Kits are available for anything, from just the front areas or the entire car. The mild custom 1966 Corvette you see in the accompanying picture is owned by a lady from the Corvette club who was afraid to drive her baby after the expensive paint job was completed until she discovered the benefits of a clear bra system. As you can see, the application is almost impossible to see, letting the quality of the body and paint shine through. Some years back we featured similar products in Super Chevy but we felt a repeat was in order with the improvements of the products available to protect your Bow Tie.
If you are an auto crosser or a drag racer, or just a proud Chevy owner who likes to drive, this simple solution to paint chips and damage might fit your needs. For any questions give Mastershield a call at 760-772-3075 or www.mastershieldprotection.com. They are located a 78-015 Wildcat, Suite 102, Palm Desert, CA 92211. No matter where you are located, they would be glad to answer your questions about the protection available.
Timing is Everything
Here's the question.
I have a 383 in my Chevy and have two problems that might be related. The car has a mild hydraulic roller cam (.558/.558 lift and 238/242 degrees duration at .050) and a good set of aftermarket 190cc heads. The engine won't idle under 1,000 rpm, even when warmed up. Also, the idle speed tends to randomly move, both higher and lower. I think the problem is in the distributor. It is out of a ‘73 Impala. The shaft is really wobbly. Could these issues be related? The car runs really strong on the road, but it's confounding at stoplights and around town. Is this costing me any power?

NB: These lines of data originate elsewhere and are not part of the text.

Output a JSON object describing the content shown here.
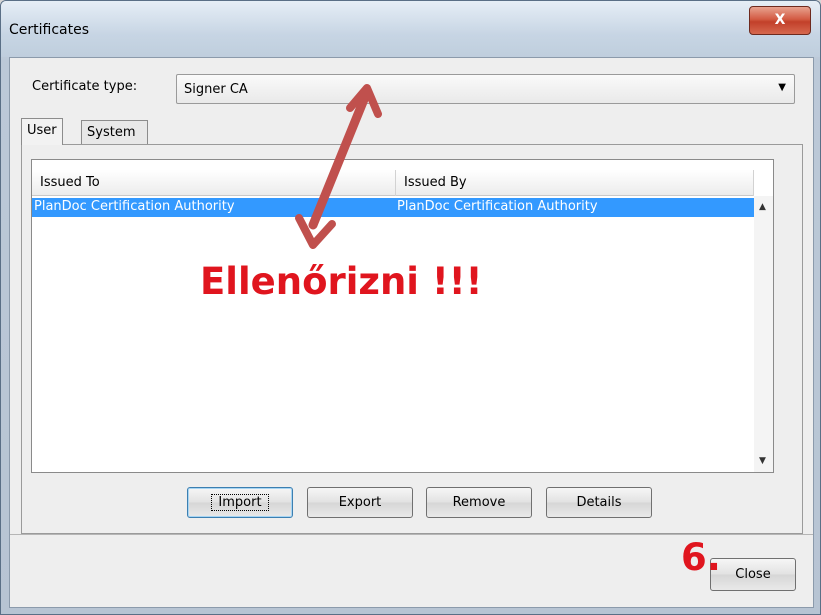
{
  "window": {
    "title": "Certificates",
    "close_glyph": "X"
  },
  "certificate_type": {
    "label": "Certificate type:",
    "value": "Signer CA"
  },
  "tabs": [
    {
      "label": "User",
      "active": true
    },
    {
      "label": "System",
      "active": false
    }
  ],
  "table": {
    "columns": [
      "Issued To",
      "Issued By"
    ],
    "rows": [
      {
        "issued_to": "PlanDoc Certification Authority",
        "issued_by": "PlanDoc Certification Authority",
        "selected": true
      }
    ]
  },
  "buttons": {
    "import": "Import",
    "export": "Export",
    "remove": "Remove",
    "details": "Details",
    "close": "Close"
  },
  "annotations": {
    "check_note": "Ellenőrizni !!!",
    "step_number": "6.",
    "color": "#e0151e"
  },
  "colors": {
    "selection": "#3399ff",
    "title_close": "#c2402a"
  }
}
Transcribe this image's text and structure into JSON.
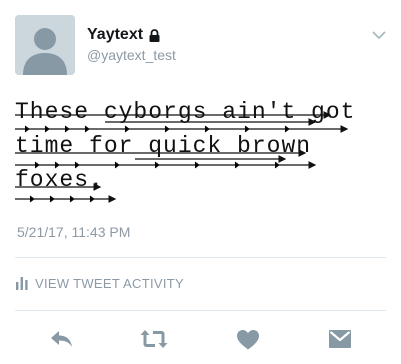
{
  "user": {
    "display_name": "Yaytext",
    "username": "@yaytext_test"
  },
  "tweet": {
    "lines": [
      "These cyborgs ain't got",
      "time for quick brown",
      "foxes."
    ],
    "timestamp": "5/21/17, 11:43 PM"
  },
  "activity": {
    "label": "VIEW TWEET ACTIVITY"
  },
  "icons": {
    "lock": "lock-icon",
    "caret": "chevron-down-icon",
    "activity": "bar-chart-icon",
    "reply": "reply-icon",
    "retweet": "retweet-icon",
    "like": "heart-icon",
    "message": "direct-message-icon"
  },
  "colors": {
    "icon_gray": "#8899a6",
    "text": "#14171a",
    "secondary": "#8c9aa6",
    "divider": "#e1e8ed"
  }
}
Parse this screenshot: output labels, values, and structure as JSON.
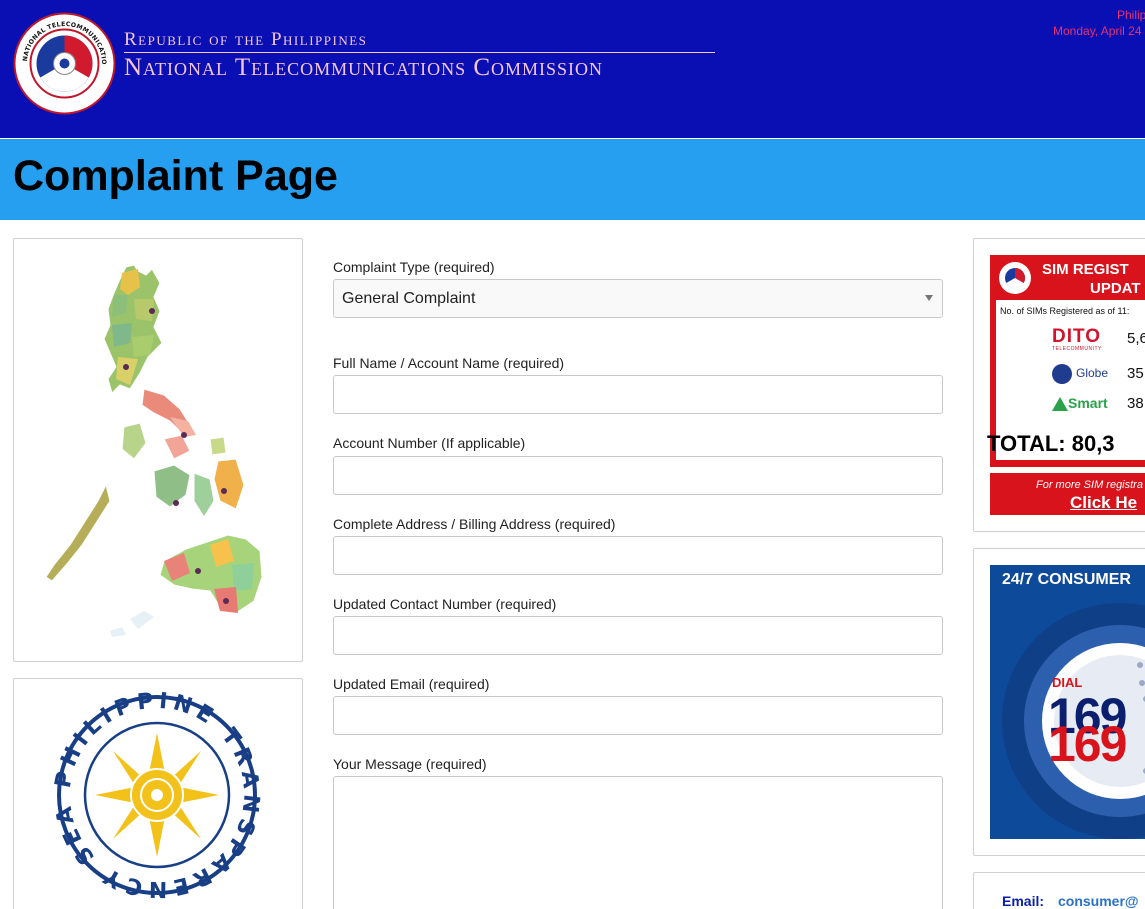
{
  "header": {
    "title_top": "Republic of the Philippines",
    "title_main": "National Telecommunications Commission",
    "logo_text": "NATIONAL TELECOMMUNICATIONS COMMISSION",
    "pst_label": "Philip",
    "date_text": "Monday, April 24",
    "header_color": "#0a0fb3",
    "title_color": "#f4c6d8"
  },
  "page": {
    "title": "Complaint Page",
    "titlebar_color": "#269ff0"
  },
  "form": {
    "complaint_type_label": "Complaint Type (required)",
    "complaint_type_value": "General Complaint",
    "full_name_label": "Full Name / Account Name (required)",
    "full_name_value": "",
    "account_number_label": "Account Number (If applicable)",
    "account_number_value": "",
    "address_label": "Complete Address / Billing Address (required)",
    "address_value": "",
    "contact_label": "Updated Contact Number (required)",
    "contact_value": "",
    "email_label": "Updated Email (required)",
    "email_value": "",
    "message_label": "Your Message (required)",
    "message_value": ""
  },
  "sidebar_left": {
    "map_alt": "Philippines map",
    "seal_text": "PHILIPPINE TRANSPARENCY SEAL"
  },
  "sim_update": {
    "heading_line1": "SIM REGIST",
    "heading_line2": "UPDAT",
    "as_of": "No. of SIMs Registered as of 11:",
    "telcos": [
      {
        "name": "DITO",
        "sub": "TELECOMMUNITY",
        "count": "5,6",
        "icon": "dito-logo"
      },
      {
        "name": "Globe",
        "count": "35",
        "icon": "globe-logo"
      },
      {
        "name": "Smart",
        "count": "38",
        "icon": "smart-logo"
      }
    ],
    "total": "TOTAL: 80,3",
    "more_text": "For more SIM registra",
    "click_text": "Click He",
    "accent_color": "#d9131b"
  },
  "hotline": {
    "heading": "24/7 CONSUMER",
    "dial_label": "DIAL",
    "number_top": "169",
    "number_bottom": "169",
    "bg_color": "#0d4a9a"
  },
  "contact": {
    "email_label": "Email:",
    "email_value": "consumer@"
  }
}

The set up doesn't sound problematic, and your cam choice should perform on the street with a quality idle with no problem. Your distributor, which I assume is a point type unit, would cause you timing problems if the shaft or breaker plate bushings were worn out. You need to start checking the basics in your search for the problem. Start with checking the timing with a timing light. With the engine running, check the timing at the damper and make note of the marks. Does it hold steady on the mark or does it jump around? If it jumps you either have a distributor problem or possibly a vacuum issue to the distributor.
Try unplugging the vacuum advance and see if the marks become stable. Centrifugal force can play havoc with the breaker plate and the rotor phasing causing unstable idle conditions if the components are worn out. I would recommend using ported vacuum to the distributor. Ported vacuum is above the throttle plates and doesn't come in until the throttle is opened.

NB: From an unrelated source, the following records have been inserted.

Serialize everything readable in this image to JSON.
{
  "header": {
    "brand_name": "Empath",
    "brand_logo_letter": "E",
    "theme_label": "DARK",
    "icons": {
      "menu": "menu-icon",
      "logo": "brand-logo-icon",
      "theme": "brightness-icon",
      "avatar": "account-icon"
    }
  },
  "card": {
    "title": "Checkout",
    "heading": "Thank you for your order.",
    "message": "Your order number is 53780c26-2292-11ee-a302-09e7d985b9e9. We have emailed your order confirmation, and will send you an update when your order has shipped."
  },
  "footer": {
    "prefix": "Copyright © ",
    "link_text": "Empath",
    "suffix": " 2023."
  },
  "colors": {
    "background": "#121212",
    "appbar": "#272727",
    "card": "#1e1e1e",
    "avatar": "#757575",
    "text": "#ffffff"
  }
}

Next check the actual vacuum gauge connected to any vacuum fitting on the intake manifold. It should read 14 inches or more. If it doesn't, the engine is probably not pulling enough vacuum to pull the fuel through the carb boosters below 1000 rpm. A low vacuum reading can be anything from retarded timing to an intake leak or tight valves. It might be worth it to pull the valve covers and check the valve adjustment. If the valve adjustment is too tight, the valves may not be closing all the way, contributing to low vacuum. After you readjust the valves, see if the vacuum comes in above 14 inches.

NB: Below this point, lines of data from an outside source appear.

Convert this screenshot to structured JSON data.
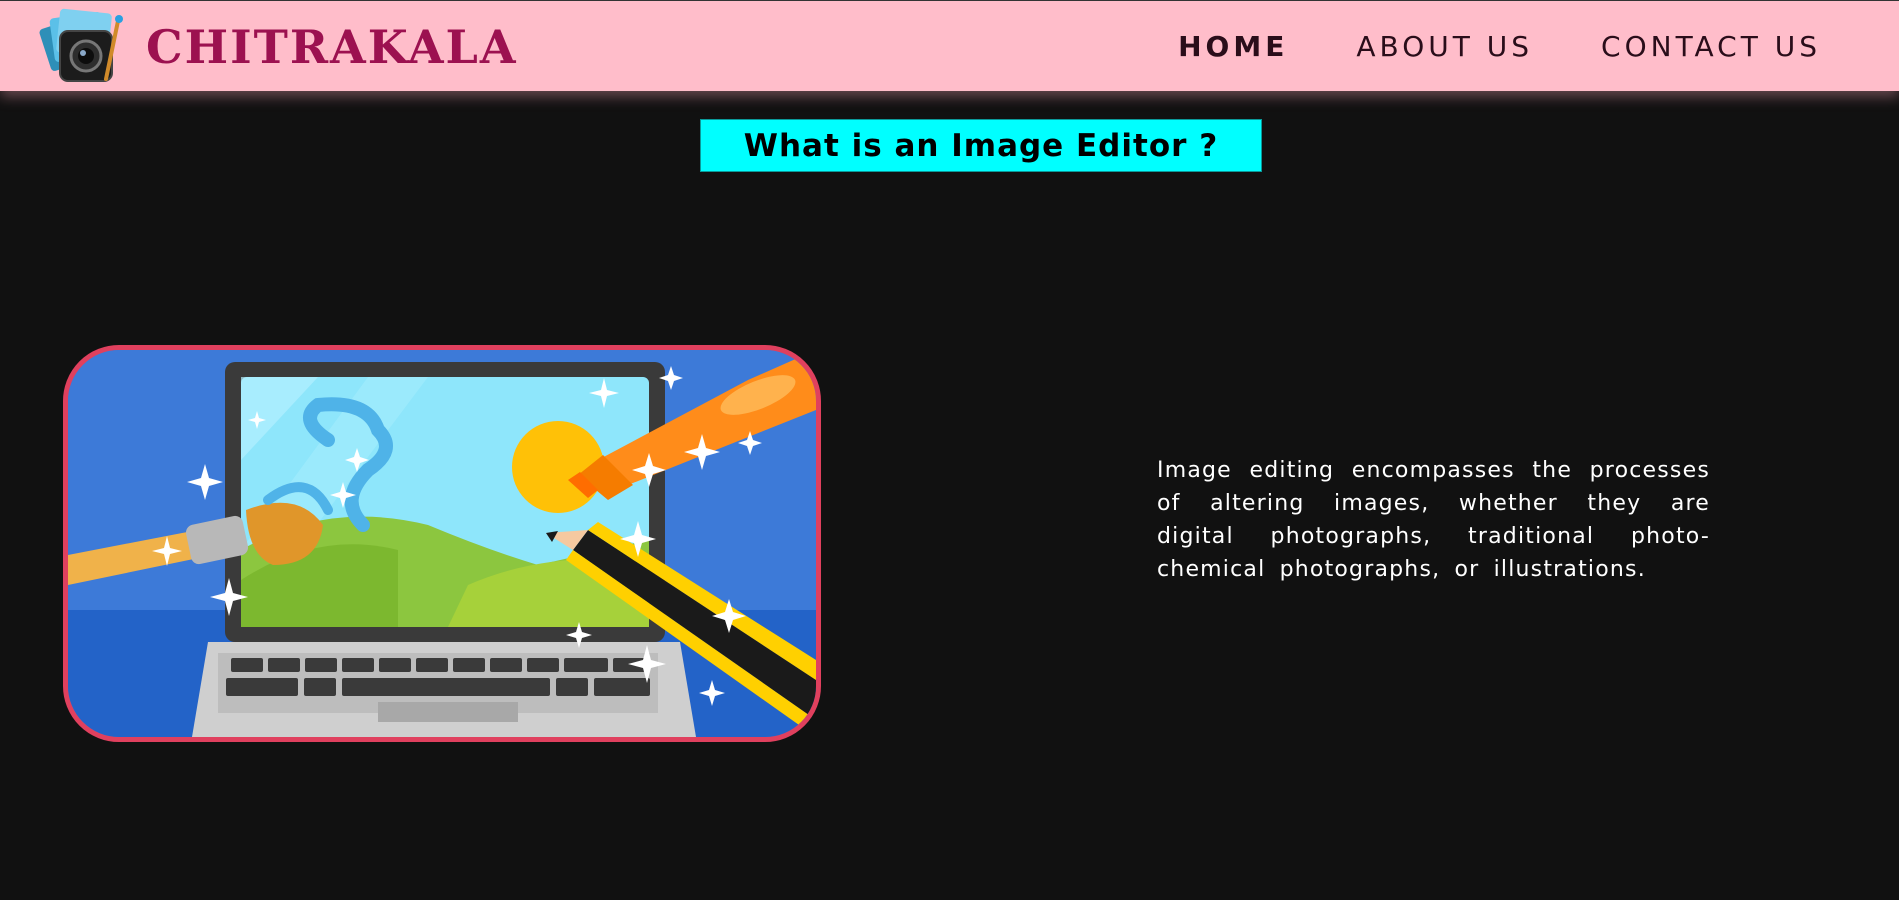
{
  "header": {
    "brand": "CHITRAKALA",
    "logo_icon": "camera-photos-icon",
    "nav": [
      {
        "label": "HOME",
        "active": true
      },
      {
        "label": "ABOUT US",
        "active": false
      },
      {
        "label": "CONTACT US",
        "active": false
      }
    ]
  },
  "main": {
    "heading": "What is an Image Editor ?",
    "illustration_icon": "laptop-image-editing-icon",
    "description": "Image editing encompasses the processes of altering images, whether they are digital photographs, traditional photo-chemical photographs, or illustrations."
  },
  "colors": {
    "navbar_bg": "#ffbdca",
    "brand": "#9c1150",
    "heading_bg": "#00ffff",
    "page_bg": "#111111",
    "illustration_border": "#e0405e"
  }
}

If all checks out okay, with the engine running try spraying WD-40 around the intake manifold, especially where it meets the cylinder heads. If you see a definite rpm change you might ha an intake leak. Try to keep the WD-40 concentrated around the manifold as the carb will pick up any overspray and give you a false reading.
Now that you have checked the main basics, hopefully you have found the problem. If not, I would still suspect the distributor itself. Sometime your first instinct will be correct.